Dataset entries
- - -

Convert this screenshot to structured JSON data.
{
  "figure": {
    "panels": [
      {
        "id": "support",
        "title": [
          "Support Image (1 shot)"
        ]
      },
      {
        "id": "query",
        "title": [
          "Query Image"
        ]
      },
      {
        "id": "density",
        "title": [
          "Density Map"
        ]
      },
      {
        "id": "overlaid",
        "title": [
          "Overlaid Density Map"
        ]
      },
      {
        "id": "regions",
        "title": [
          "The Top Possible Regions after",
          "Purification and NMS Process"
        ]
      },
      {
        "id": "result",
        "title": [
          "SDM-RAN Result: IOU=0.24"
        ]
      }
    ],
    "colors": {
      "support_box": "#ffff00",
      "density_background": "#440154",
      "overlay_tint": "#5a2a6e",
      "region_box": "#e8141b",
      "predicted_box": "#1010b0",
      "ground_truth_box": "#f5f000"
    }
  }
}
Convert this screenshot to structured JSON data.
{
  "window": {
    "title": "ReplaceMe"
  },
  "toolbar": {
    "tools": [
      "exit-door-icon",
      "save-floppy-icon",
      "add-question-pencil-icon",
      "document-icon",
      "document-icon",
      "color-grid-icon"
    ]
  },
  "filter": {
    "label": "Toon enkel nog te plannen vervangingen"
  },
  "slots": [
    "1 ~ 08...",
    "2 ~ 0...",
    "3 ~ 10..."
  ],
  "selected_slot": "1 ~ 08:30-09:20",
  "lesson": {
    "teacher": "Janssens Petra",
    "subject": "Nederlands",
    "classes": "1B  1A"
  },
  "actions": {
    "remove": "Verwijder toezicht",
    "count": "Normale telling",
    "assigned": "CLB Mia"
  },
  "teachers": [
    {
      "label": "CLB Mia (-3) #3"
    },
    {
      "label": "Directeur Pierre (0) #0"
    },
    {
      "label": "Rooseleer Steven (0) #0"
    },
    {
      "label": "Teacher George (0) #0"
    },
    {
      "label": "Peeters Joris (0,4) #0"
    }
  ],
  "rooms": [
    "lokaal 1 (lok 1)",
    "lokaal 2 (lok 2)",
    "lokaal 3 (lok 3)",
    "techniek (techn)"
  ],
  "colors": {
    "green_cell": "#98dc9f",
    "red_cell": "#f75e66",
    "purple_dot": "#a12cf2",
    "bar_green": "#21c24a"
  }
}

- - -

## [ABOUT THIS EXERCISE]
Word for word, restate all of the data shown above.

## [RESULT]
Convert this screenshot to structured JSON data.
{
  "figure": {
    "panels": [
      {
        "id": "support",
        "title": [
          "Support Image (1 shot)"
        ]
      },
      {
        "id": "query",
        "title": [
          "Query Image"
        ]
      },
      {
        "id": "density",
        "title": [
          "Density Map"
        ]
      },
      {
        "id": "overlaid",
        "title": [
          "Overlaid Density Map"
        ]
      },
      {
        "id": "regions",
        "title": [
          "The Top Possible Regions after",
          "Purification and NMS Process"
        ]
      },
      {
        "id": "result",
        "title": [
          "SDM-RAN Result: IOU=0.24"
        ]
      }
    ],
    "colors": {
      "support_box": "#ffff00",
      "density_background": "#440154",
      "overlay_tint": "#5a2a6e",
      "region_box": "#e8141b",
      "predicted_box": "#1010b0",
      "ground_truth_box": "#f5f000"
    }
  }
}
Convert this screenshot to structured JSON data.
{
  "window": {
    "title": "ReplaceMe"
  },
  "toolbar": {
    "tools": [
      "exit-door-icon",
      "save-floppy-icon",
      "add-question-pencil-icon",
      "document-icon",
      "document-icon",
      "color-grid-icon"
    ]
  },
  "filter": {
    "label": "Toon enkel nog te plannen vervangingen"
  },
  "slots": [
    "1 ~ 08...",
    "2 ~ 0...",
    "3 ~ 10..."
  ],
  "selected_slot": "1 ~ 08:30-09:20",
  "lesson": {
    "teacher": "Janssens Petra",
    "subject": "Nederlands",
    "classes": "1B  1A"
  },
  "actions": {
    "remove": "Verwijder toezicht",
    "count": "Normale telling",
    "assigned": "CLB Mia"
  },
  "teachers": [
    {
      "label": "CLB Mia (-3) #3"
    },
    {
      "label": "Directeur Pierre (0) #0"
    },
    {
      "label": "Rooseleer Steven (0) #0"
    },
    {
      "label": "Teacher George (0) #0"
    },
    {
      "label": "Peeters Joris (0,4) #0"
    }
  ],
  "rooms": [
    "lokaal 1 (lok 1)",
    "lokaal 2 (lok 2)",
    "lokaal 3 (lok 3)",
    "techniek (techn)"
  ],
  "colors": {
    "green_cell": "#98dc9f",
    "red_cell": "#f75e66",
    "purple_dot": "#a12cf2",
    "bar_green": "#21c24a"
  }
}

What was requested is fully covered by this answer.